- Activities that enhance the propagation or survival of the species.
- Commercial/educational photography.
- Import of a marine mammal for public display.
Which protected species require a permit from NOAA Fisheries?
Under the Endangered Species Act, NOAA Fisheries has jurisdiction over endangered and threatened marine species including some marine mammals, some marine and anadromous fish, some marine invertebrates, sea turtles when in the water, and one marine plant. Protected species include both vertebrates and invertebrates and both domestic and foreign species. Examples include:
- Shortnose sturgeon
- Sacramento River winter-run Chinook salmon
- Common angelshark
- Leatherback sea turtle
- Loggerhead sea turtle
- Blue whale
- Steller sea lion
- White abalone
- Elkhorn coral
- Johnson’s seagrass
Under the Marine Mammal Protection Act, NOAA Fisheries has jurisdiction over all whales, dolphins and porpoises (cetaceans), and seals and sea lions (pinnipeds). Examples include:
- Spinner dolphin
- Killer whale
- North Atlantic right whale
- Harbor porpoise
- Gray seal
- California sea lion
- Humpback whale
- Ribbon seal
- Northern elephant seal
- Bottlenose dolphin
Because some species protected under the ESA and/or the MMPA are under the jurisdiction of the U.S. Fish and Wildlife Service, permits and authorizations for activities affecting those species are issued by the U.S. FWS. Examples include sea turtles on land, walrus, manatees, polar bears, and sea otters. Visit the U.S. FWS website to learn more:
Do I need a permit?
You may need a permit or authorization if you will be conducting activities that directly or indirectly affect endangered or threatened species or marine mammals. Permits may be issued to federal, state, and local agencies, universities, corporations, individuals, and non-governmental organizations.

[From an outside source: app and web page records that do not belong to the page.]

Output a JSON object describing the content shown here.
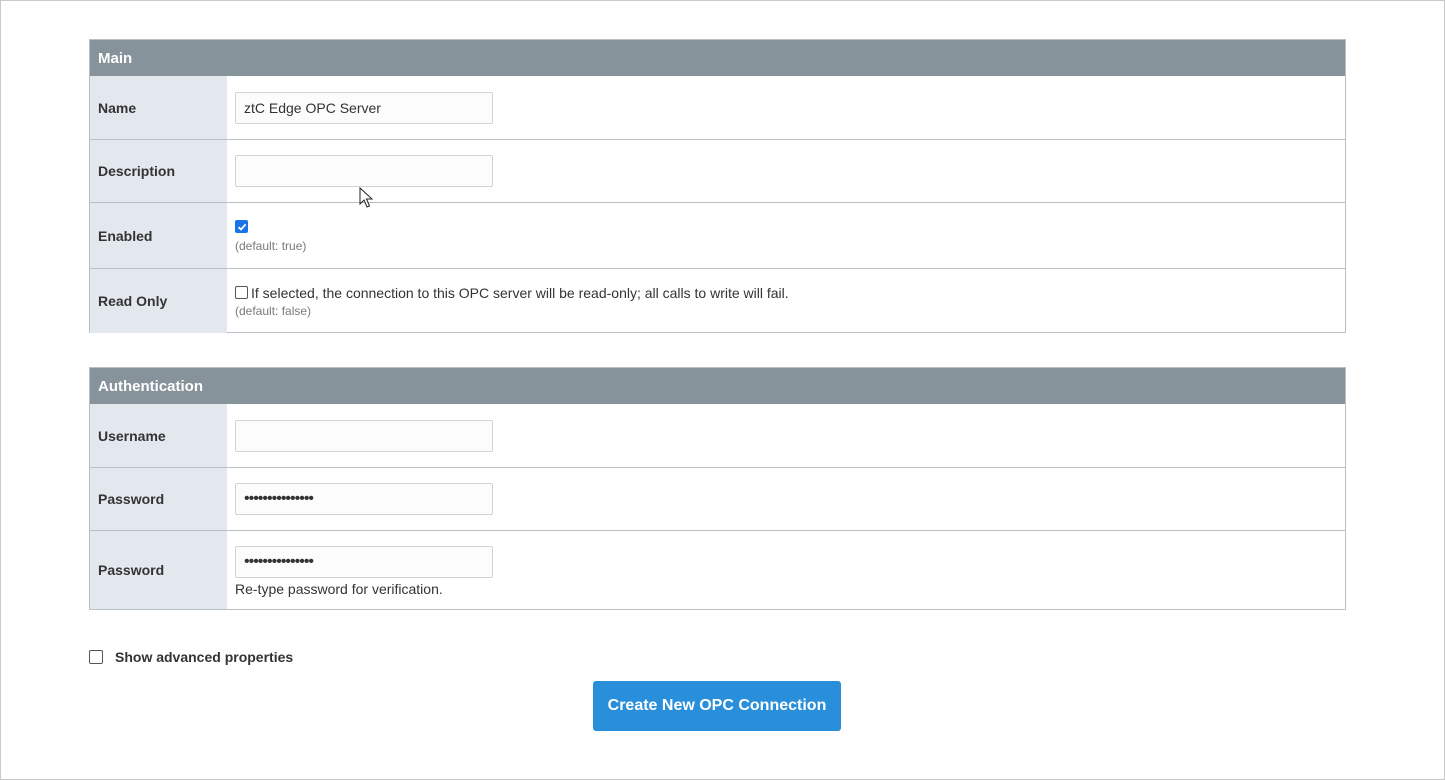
{
  "main_section": {
    "title": "Main",
    "name_label": "Name",
    "name_value": "ztC Edge OPC Server",
    "description_label": "Description",
    "description_value": "",
    "enabled_label": "Enabled",
    "enabled_checked": true,
    "enabled_default": "(default: true)",
    "read_only_label": "Read Only",
    "read_only_checked": false,
    "read_only_text": "If selected, the connection to this OPC server will be read-only; all calls to write will fail.",
    "read_only_default": "(default: false)"
  },
  "auth_section": {
    "title": "Authentication",
    "username_label": "Username",
    "username_value": "",
    "password_label": "Password",
    "password_value": "•••••••••••••••",
    "password_confirm_label": "Password",
    "password_confirm_value": "•••••••••••••••",
    "password_confirm_help": "Re-type password for verification."
  },
  "advanced": {
    "label": "Show advanced properties",
    "checked": false
  },
  "actions": {
    "create_label": "Create New OPC Connection"
  },
  "colors": {
    "header_bg": "#87939b",
    "label_bg": "#e3e8ee",
    "button_bg": "#2a8fdb",
    "checkbox_on": "#1a73e8"
  }
}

To get started, view the Pre-Application Guide in NOAA Fisheries’ online application system for authorizations and permits for protected species. This guide will help you determine the type of permit you need and how to apply for it.
For information about incidental take of marine mammals during commercial fishing and how to obtain a certificate, visit our Marine Mammal Authorization Program page.
How can I find out about pending and issued permits and authorizations?
- Search the Federal Register. Many permits and authorizations for protected species have public comment periods that are published in the Federal Register. Notices are also published in the Federal Register when certain permits or authorizations are issued.
- Use our online application system for authorizations and permits for protected species (APPS). Most applications for directed take permits under the Endangered Species Act and Marine Mammal Protection Act can be found here, including those currently available for public comment. You can also use APPS to search issued and expired directed take permits.
- Visit our Marine Mammal Protection Act incidental take authorization page to find which applications for marine mammal incidental take have been submitted, issued, and expired, as well as related and supporting documents for each application.